Data supplied Start Marker

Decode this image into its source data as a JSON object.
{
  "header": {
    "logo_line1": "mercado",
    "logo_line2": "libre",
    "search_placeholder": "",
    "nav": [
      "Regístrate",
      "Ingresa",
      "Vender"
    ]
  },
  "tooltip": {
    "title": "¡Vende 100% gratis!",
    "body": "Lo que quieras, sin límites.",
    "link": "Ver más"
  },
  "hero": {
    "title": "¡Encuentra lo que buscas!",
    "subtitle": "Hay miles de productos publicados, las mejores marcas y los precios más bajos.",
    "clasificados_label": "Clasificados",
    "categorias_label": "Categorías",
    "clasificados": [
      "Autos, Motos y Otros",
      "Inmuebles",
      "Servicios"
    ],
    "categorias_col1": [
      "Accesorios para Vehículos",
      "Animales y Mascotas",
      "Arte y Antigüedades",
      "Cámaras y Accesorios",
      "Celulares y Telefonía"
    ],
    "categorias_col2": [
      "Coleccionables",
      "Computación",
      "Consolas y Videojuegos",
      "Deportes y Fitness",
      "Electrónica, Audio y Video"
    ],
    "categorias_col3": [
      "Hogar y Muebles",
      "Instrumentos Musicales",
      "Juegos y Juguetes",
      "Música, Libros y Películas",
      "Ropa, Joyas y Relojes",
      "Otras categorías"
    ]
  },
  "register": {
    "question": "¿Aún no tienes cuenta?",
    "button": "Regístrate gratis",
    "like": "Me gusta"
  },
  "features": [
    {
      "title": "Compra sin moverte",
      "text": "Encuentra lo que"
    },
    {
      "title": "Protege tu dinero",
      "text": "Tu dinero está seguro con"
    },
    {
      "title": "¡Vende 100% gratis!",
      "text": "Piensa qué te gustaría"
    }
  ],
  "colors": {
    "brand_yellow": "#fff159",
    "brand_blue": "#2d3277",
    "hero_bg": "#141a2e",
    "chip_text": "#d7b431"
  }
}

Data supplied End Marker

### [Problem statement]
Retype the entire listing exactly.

### [Answer to this exercise]
Decode this image into its source data as a JSON object.
{
  "header": {
    "logo_line1": "mercado",
    "logo_line2": "libre",
    "search_placeholder": "",
    "nav": [
      "Regístrate",
      "Ingresa",
      "Vender"
    ]
  },
  "tooltip": {
    "title": "¡Vende 100% gratis!",
    "body": "Lo que quieras, sin límites.",
    "link": "Ver más"
  },
  "hero": {
    "title": "¡Encuentra lo que buscas!",
    "subtitle": "Hay miles de productos publicados, las mejores marcas y los precios más bajos.",
    "clasificados_label": "Clasificados",
    "categorias_label": "Categorías",
    "clasificados": [
      "Autos, Motos y Otros",
      "Inmuebles",
      "Servicios"
    ],
    "categorias_col1": [
      "Accesorios para Vehículos",
      "Animales y Mascotas",
      "Arte y Antigüedades",
      "Cámaras y Accesorios",
      "Celulares y Telefonía"
    ],
    "categorias_col2": [
      "Coleccionables",
      "Computación",
      "Consolas y Videojuegos",
      "Deportes y Fitness",
      "Electrónica, Audio y Video"
    ],
    "categorias_col3": [
      "Hogar y Muebles",
      "Instrumentos Musicales",
      "Juegos y Juguetes",
      "Música, Libros y Películas",
      "Ropa, Joyas y Relojes",
      "Otras categorías"
    ]
  },
  "register": {
    "question": "¿Aún no tienes cuenta?",
    "button": "Regístrate gratis",
    "like": "Me gusta"
  },
  "features": [
    {
      "title": "Compra sin moverte",
      "text": "Encuentra lo que"
    },
    {
      "title": "Protege tu dinero",
      "text": "Tu dinero está seguro con"
    },
    {
      "title": "¡Vende 100% gratis!",
      "text": "Piensa qué te gustaría"
    }
  ],
  "colors": {
    "brand_yellow": "#fff159",
    "brand_blue": "#2d3277",
    "hero_bg": "#141a2e",
    "chip_text": "#d7b431"
  }
}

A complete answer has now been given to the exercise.